A few hours later, my mom got a call from another doctor that J had taken a turn for the worse. They still didn’t know what was wrong. His temperature was not dropping and he was in a lot of pain, so they had sedated him. Getting really worried, we booked my mom and husband on the first flight out to Wisconsin the next morning. We all wanted to go, but ironically my sister was scheduled to give birth to her baby girl the next morning by c-section. J’s niece and goddaughter, Maggie. So the rest of us decided it was best to stay back to support my sister while my mom and husband went to be with J. An hour later my mom got another call from the doctors, who said they think J, has bacterial meningitis and they were transferring him to the Mayo Clinic in Rochester via helicopter as there was nothing more they could do for him there. Waiting to hear back from the doctors was haunting for us. We had no idea if J would stabilize, or what it all meant. We knew almost nothing about bacterial meningitis and had no idea how deadly it could be. At 10:30 p.m. my mom got the last and most devastating call from the doctor. He told her that he had terrible news, and after administering CPR for one hour, Jonathan arrived at Mayo with no pulse, and he was dead. It took less than 24 hours for the infection to set in and kill my brother. He was only 26. It was only after his death that we learned of how the day’s events unfolded. Earlier that day, J had reported to the military doctor with a fever of 105, and was then sent to the local ER in Sparta, Wisconsin. There he was treated with antibiotics for flu-like symptoms. When his fever dropped, J was released, only to be readmitted later that afternoon by ambulance. His fever had returned and he was very weak and achy, and it got worse from there. We still don’t know how J contracted the disease, though we do know it’s more common in Army barracks and universities, where soldiers and students are in close contact with each other. Thankfully, no one else in his unit was infected. After the autopsy, we learned that J died from Meningococcal Meningitis, and though his death certificate does not state which strain, we were told by the Army it was strain B. Unfortunately, the Army failed to give him his meningitis shot in May, two months before he died.
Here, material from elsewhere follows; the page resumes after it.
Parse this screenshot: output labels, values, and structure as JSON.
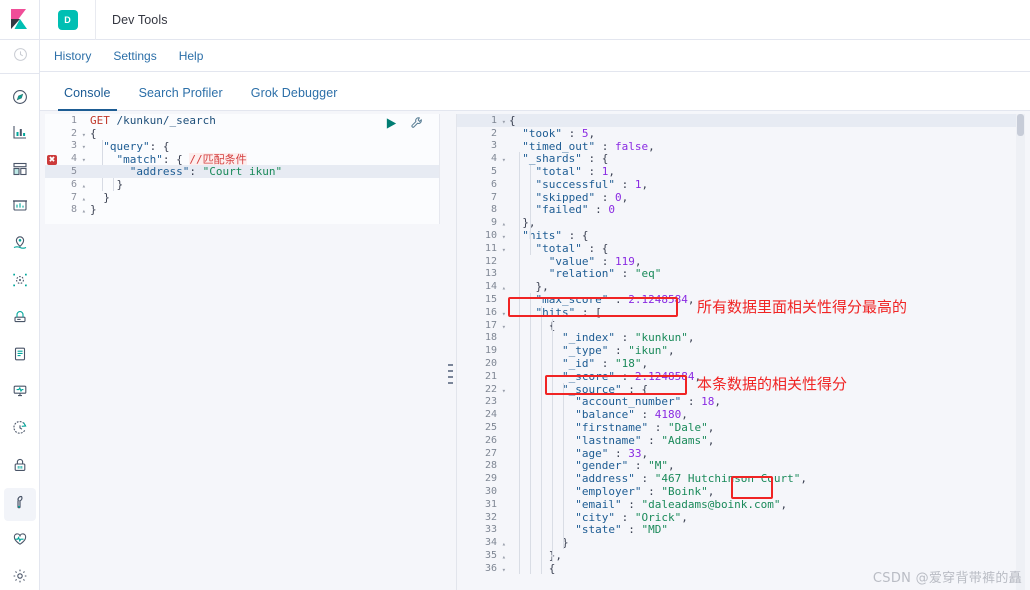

My family was devastated. Our little hero would not return to us safely as we had hoped, and was instead shipped back to us in a coffin. My mom and husband did not end up going to Wisconsin as planned and instead stayed home to make arrangements for J’s funeral. My sister had to give birth to her baby the next morning, which was very difficult for her. But we truly believe that with death comes life, and little Maggie – along with her cousin Sebastian – have been little saviors for us all. Jonathan Forde was posthumously promoted to Staff Sergeant and buried with honors at Arlington National Cemetery.